LOVED ones paid an emotional tribute to fallen heroes as thousands of crosses and poppies formed the first Field of Remembrance in the North.
The tribute to brave British servicemen and women went on display in Saltwell Park, Gateshead, where around 10,000 crosses have been placed.Related content
Family of Cpl Steven Dunn and Rifleman Mark Turner, who were both killed in Afghanistan in 2010, have worked with the Royal British Legion to organise the memorial.
And they unveiled the tribute which will be open to the public in the build up to Remembrance Sunday.
Leah Harris, from the Royal British Legion, said: “Today we’re planting the first field of remembrance in the north of England and we have six of them around the country. The two families that sadly lost their sons in Afghanistan have been really instrumental in helping us to create this first field up here.
“There’s also been huge support from the community in the North East. It’s important to give people the opportunity to come here and pay their respects and write tributes and remember people that they have lost.”
Cpl Dunn and Rifleman Turner were both killed in the Helmand Province of Afghanistan. Rifleman Turner’s mother, Anne, has campaigned to commemorate fallen North soldiers ever since the 21-year-old, from Sheriff Hill in Gateshead, was killed by an IED as he searched for roadside bombs in Helmand, Afghanistan.
Last night Anne said: “I feel very honoured to be dedicating a cross in Mark’s memory and also to be remembering the sacrifices made by all those men and women whose lives were cut short in the line of duty.
“It will be a very emotional day but a very proud one for us. We will never forget the sacrifice Mark and so many brave heroes like him have made.”
At Vicky Dunn's side when she dedicated a cross for her son was Cpl Dunn’s sister, eight-year-old Emily Dunn.
Emily was just six years old when her 27-year-old brother, also from Gateshead, was killed in Afghanistan when the armoured vehicle he was travelling in was hit by an improvised explosive device.
So far the Legion has staged Fields at sites in Westminster, Royal Wootton Bassett and Edinburgh. This is the first time it has been held in the North.
Andrew Drake, area manager for the Royal British Legion in the North, said: “Each cross planted at Saltwell Park will represent the public’s heartfelt thanks for the sacrifices made by our brave servicemen and women.”
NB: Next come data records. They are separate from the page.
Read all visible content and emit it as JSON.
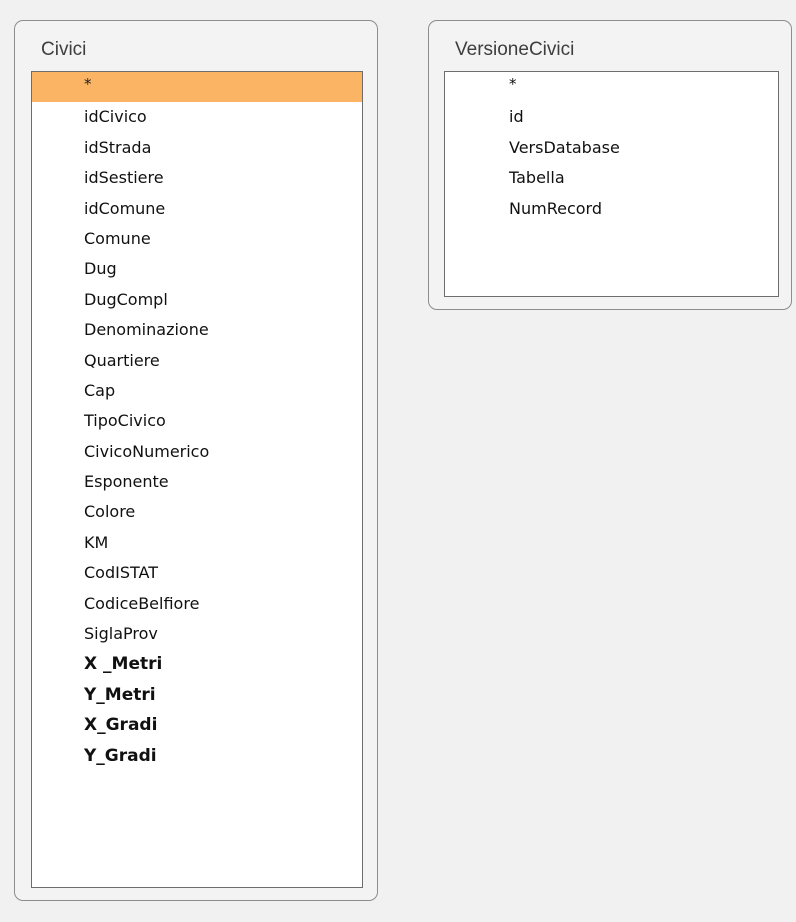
{
  "tables": {
    "civici": {
      "title": "Civici",
      "fields": [
        {
          "label": "*",
          "selected": true,
          "bold": false
        },
        {
          "label": "idCivico",
          "selected": false,
          "bold": false
        },
        {
          "label": "idStrada",
          "selected": false,
          "bold": false
        },
        {
          "label": "idSestiere",
          "selected": false,
          "bold": false
        },
        {
          "label": "idComune",
          "selected": false,
          "bold": false
        },
        {
          "label": "Comune",
          "selected": false,
          "bold": false
        },
        {
          "label": "Dug",
          "selected": false,
          "bold": false
        },
        {
          "label": "DugCompl",
          "selected": false,
          "bold": false
        },
        {
          "label": "Denominazione",
          "selected": false,
          "bold": false
        },
        {
          "label": "Quartiere",
          "selected": false,
          "bold": false
        },
        {
          "label": "Cap",
          "selected": false,
          "bold": false
        },
        {
          "label": "TipoCivico",
          "selected": false,
          "bold": false
        },
        {
          "label": "CivicoNumerico",
          "selected": false,
          "bold": false
        },
        {
          "label": "Esponente",
          "selected": false,
          "bold": false
        },
        {
          "label": "Colore",
          "selected": false,
          "bold": false
        },
        {
          "label": "KM",
          "selected": false,
          "bold": false
        },
        {
          "label": "CodISTAT",
          "selected": false,
          "bold": false
        },
        {
          "label": "CodiceBelfiore",
          "selected": false,
          "bold": false
        },
        {
          "label": "SiglaProv",
          "selected": false,
          "bold": false
        },
        {
          "label": "X _Metri",
          "selected": false,
          "bold": true
        },
        {
          "label": "Y_Metri",
          "selected": false,
          "bold": true
        },
        {
          "label": "X_Gradi",
          "selected": false,
          "bold": true
        },
        {
          "label": "Y_Gradi",
          "selected": false,
          "bold": true
        }
      ]
    },
    "versione_civici": {
      "title": "VersioneCivici",
      "fields": [
        {
          "label": "*",
          "selected": false,
          "bold": false
        },
        {
          "label": "id",
          "selected": false,
          "bold": false
        },
        {
          "label": "VersDatabase",
          "selected": false,
          "bold": false
        },
        {
          "label": "Tabella",
          "selected": false,
          "bold": false
        },
        {
          "label": "NumRecord",
          "selected": false,
          "bold": false
        }
      ]
    }
  },
  "colors": {
    "selection": "#fbb464",
    "panel_border": "#8d8d8d",
    "list_border": "#6d6d6d"
  }
}
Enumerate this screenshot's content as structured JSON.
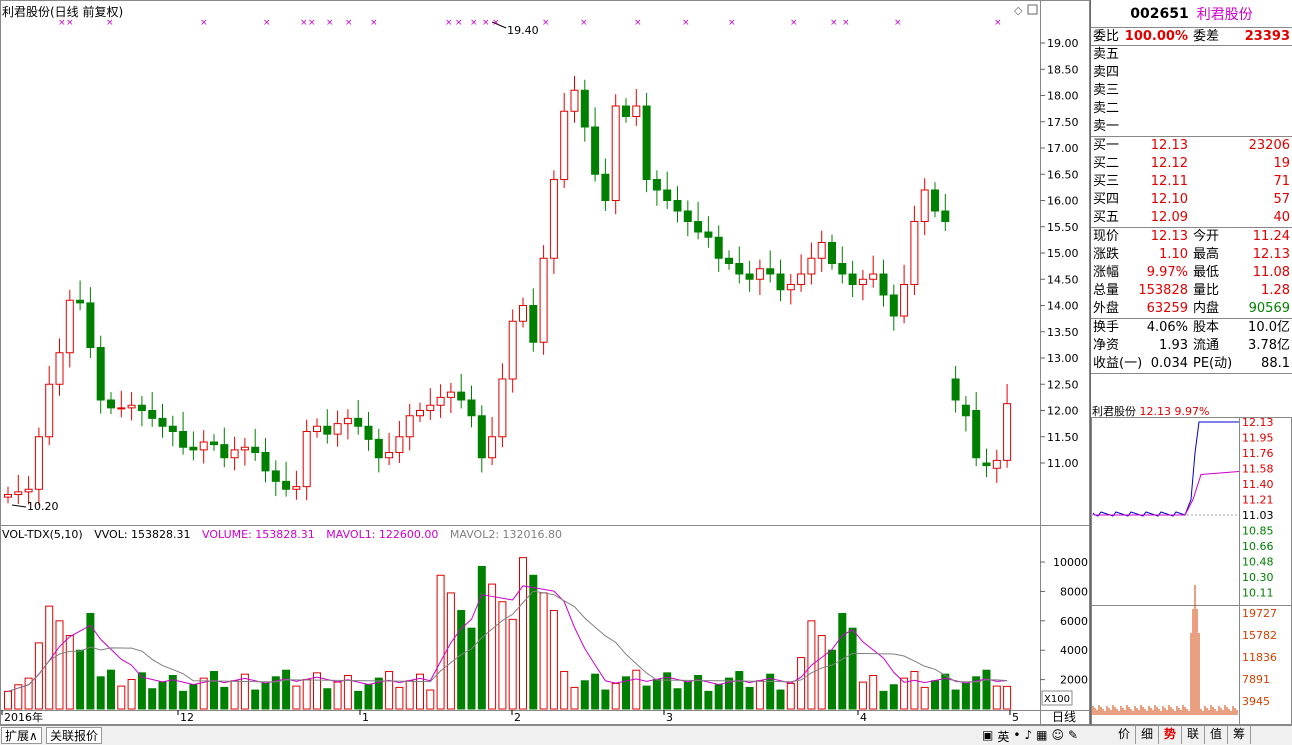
{
  "title": "利君股份(日线 前复权)",
  "price_axis": [
    "19.00",
    "18.50",
    "18.00",
    "17.50",
    "17.00",
    "16.50",
    "16.00",
    "15.50",
    "15.00",
    "14.50",
    "14.00",
    "13.50",
    "13.00",
    "12.50",
    "12.00",
    "11.50",
    "11.00"
  ],
  "annotations": {
    "high": "19.40",
    "low": "10.20"
  },
  "vol_title": {
    "name": "VOL-TDX(5,10)",
    "vvol": "VVOL: 153828.31",
    "volume": "VOLUME: 153828.31",
    "mavol1": "MAVOL1: 122600.00",
    "mavol2": "MAVOL2: 132016.80"
  },
  "vol_axis": [
    "10000",
    "8000",
    "6000",
    "4000",
    "2000"
  ],
  "vol_unit": "X100",
  "period_label": "日线",
  "date_axis": [
    "2016年",
    "12",
    "1",
    "2",
    "3",
    "4",
    "5"
  ],
  "bottom_tabs": [
    "扩展∧",
    "关联报价"
  ],
  "quote": {
    "code": "002651",
    "name": "利君股份",
    "weibi_label": "委比",
    "weibi": "100.00%",
    "weicha_label": "委差",
    "weicha": "23393",
    "sell": [
      {
        "label": "卖五"
      },
      {
        "label": "卖四"
      },
      {
        "label": "卖三"
      },
      {
        "label": "卖二"
      },
      {
        "label": "卖一"
      }
    ],
    "buy": [
      {
        "label": "买一",
        "price": "12.13",
        "vol": "23206"
      },
      {
        "label": "买二",
        "price": "12.12",
        "vol": "19"
      },
      {
        "label": "买三",
        "price": "12.11",
        "vol": "71"
      },
      {
        "label": "买四",
        "price": "12.10",
        "vol": "57"
      },
      {
        "label": "买五",
        "price": "12.09",
        "vol": "40"
      }
    ],
    "stats": [
      {
        "l1": "现价",
        "v1": "12.13",
        "l2": "今开",
        "v2": "11.24"
      },
      {
        "l1": "涨跌",
        "v1": "1.10",
        "l2": "最高",
        "v2": "12.13"
      },
      {
        "l1": "涨幅",
        "v1": "9.97%",
        "l2": "最低",
        "v2": "11.08"
      },
      {
        "l1": "总量",
        "v1": "153828",
        "l2": "量比",
        "v2": "1.28"
      },
      {
        "l1": "外盘",
        "v1": "63259",
        "l2": "内盘",
        "v2": "90569"
      }
    ],
    "fund": [
      {
        "l1": "换手",
        "v1": "4.06%",
        "l2": "股本",
        "v2": "10.0亿"
      },
      {
        "l1": "净资",
        "v1": "1.93",
        "l2": "流通",
        "v2": "3.78亿"
      },
      {
        "l1": "收益(一)",
        "v1": "0.034",
        "l2": "PE(动)",
        "v2": "88.1"
      }
    ]
  },
  "mini": {
    "title_name": "利君股份",
    "title_price": "12.13",
    "title_pct": "9.97%",
    "price_axis": [
      "12.13",
      "11.95",
      "11.76",
      "11.58",
      "11.40",
      "11.21",
      "11.03",
      "10.85",
      "10.66",
      "10.48",
      "10.30",
      "10.11"
    ],
    "vol_axis": [
      "19727",
      "15782",
      "11836",
      "7891",
      "3945"
    ]
  },
  "sidebar_tabs": [
    "价",
    "细",
    "势",
    "联",
    "值",
    "筹"
  ],
  "colors": {
    "up": "#e00000",
    "down": "#008000",
    "ma1": "#cc00cc",
    "ma2": "#808080"
  },
  "chart_data": {
    "type": "candlestick",
    "title": "利君股份(日线 前复权)",
    "ohlc_approx": [
      [
        10.3,
        10.45,
        10.25,
        10.4
      ],
      [
        10.4,
        10.42,
        10.2,
        10.35
      ],
      [
        10.35,
        10.45,
        10.3,
        10.42
      ],
      [
        10.42,
        10.55,
        10.4,
        10.5
      ],
      [
        10.5,
        11.6,
        10.5,
        11.55
      ],
      [
        11.55,
        12.8,
        11.5,
        12.7
      ],
      [
        12.7,
        13.3,
        12.65,
        13.1
      ],
      [
        13.1,
        14.2,
        13.0,
        14.1
      ],
      [
        14.1,
        15.2,
        13.9,
        14.05
      ],
      [
        13.85,
        13.9,
        13.1,
        13.15
      ],
      [
        12.4,
        12.5,
        12.1,
        12.2
      ],
      [
        12.2,
        12.3,
        11.95,
        12.05
      ],
      [
        11.95,
        12.1,
        11.85,
        12.0
      ],
      [
        12.0,
        12.25,
        11.95,
        12.2
      ],
      [
        12.2,
        12.25,
        12.0,
        12.05
      ],
      [
        11.9,
        12.0,
        11.7,
        11.85
      ],
      [
        11.85,
        11.95,
        11.65,
        11.7
      ],
      [
        11.85,
        11.9,
        11.6,
        11.65
      ],
      [
        11.55,
        11.6,
        11.2,
        11.3
      ],
      [
        11.2,
        11.3,
        11.1,
        11.25
      ],
      [
        11.25,
        11.45,
        11.15,
        11.4
      ],
      [
        11.4,
        11.55,
        11.3,
        11.35
      ],
      [
        11.0,
        11.2,
        10.85,
        11.1
      ],
      [
        11.1,
        11.3,
        11.0,
        11.25
      ],
      [
        11.25,
        11.35,
        11.1,
        11.3
      ],
      [
        11.45,
        11.55,
        11.1,
        11.2
      ],
      [
        11.2,
        11.3,
        10.8,
        10.85
      ],
      [
        10.55,
        10.8,
        10.4,
        10.65
      ],
      [
        10.65,
        10.7,
        10.35,
        10.45
      ],
      [
        10.45,
        10.7,
        10.35,
        10.6
      ]
    ]
  }
}
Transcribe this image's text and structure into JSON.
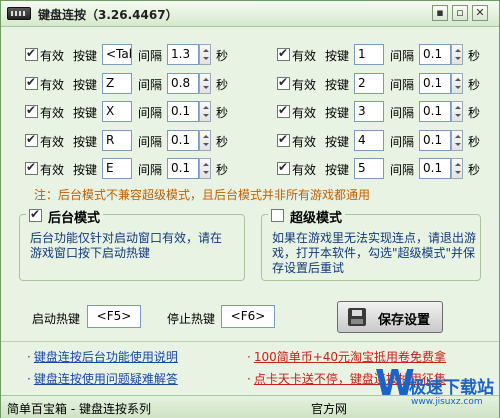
{
  "window": {
    "title": "键盘连按（3.26.4467）",
    "minimize": "▪",
    "maximize": "▫",
    "close": "✕"
  },
  "labels": {
    "enabled": "有效",
    "key": "按键",
    "interval": "间隔",
    "seconds": "秒"
  },
  "left_rows": [
    {
      "checked": true,
      "key": "<Tab",
      "interval": "1.3"
    },
    {
      "checked": true,
      "key": "Z",
      "interval": "0.8"
    },
    {
      "checked": true,
      "key": "X",
      "interval": "0.1"
    },
    {
      "checked": true,
      "key": "R",
      "interval": "0.1"
    },
    {
      "checked": true,
      "key": "E",
      "interval": "0.1"
    }
  ],
  "right_rows": [
    {
      "checked": true,
      "key": "1",
      "interval": "0.1"
    },
    {
      "checked": true,
      "key": "2",
      "interval": "0.1"
    },
    {
      "checked": true,
      "key": "3",
      "interval": "0.1"
    },
    {
      "checked": true,
      "key": "4",
      "interval": "0.1"
    },
    {
      "checked": true,
      "key": "5",
      "interval": "0.1"
    }
  ],
  "note": "注：后台模式不兼容超级模式，且后台模式并非所有游戏都通用",
  "background_mode": {
    "checked": true,
    "title": "后台模式",
    "desc_line1": "后台功能仅针对启动窗口有效，请在",
    "desc_line2": "游戏窗口按下启动热键"
  },
  "super_mode": {
    "checked": false,
    "title": "超级模式",
    "desc_line1": "如果在游戏里无法实现连点，请退出游",
    "desc_line2": "戏，打开本软件，勾选\"超级模式\"并保",
    "desc_line3": "存设置后重试"
  },
  "hotkeys": {
    "start_label": "启动热键",
    "start_value": "<F5>",
    "stop_label": "停止热键",
    "stop_value": "<F6>"
  },
  "save_button": "保存设置",
  "links": {
    "left1": "键盘连按后台功能使用说明",
    "left2": "键盘连按使用问题疑难解答",
    "right1": "100简单币+40元淘宝抵用卷免费拿",
    "right2": "点卡天卡送不停，键盘连按抽用征集"
  },
  "status": {
    "left": "简单百宝箱 - 键盘连按系列",
    "right": "官方网"
  },
  "watermark": {
    "logo": "W",
    "text": "极速下载站",
    "sub": "www.jisuxz.com"
  },
  "colors": {
    "accent_red": "#c8201a",
    "link_blue": "#1848a8",
    "note_orange": "#c06000"
  }
}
The Field of Remembrance will be officially opened today at 10.30am with a dedication service conducted by military chaplain, the Rev Charles Hope, of 102 Battalion, The Royal Electrical and Mechanical Engineers Volunteers.
A two-minute silence will be observed at 11am.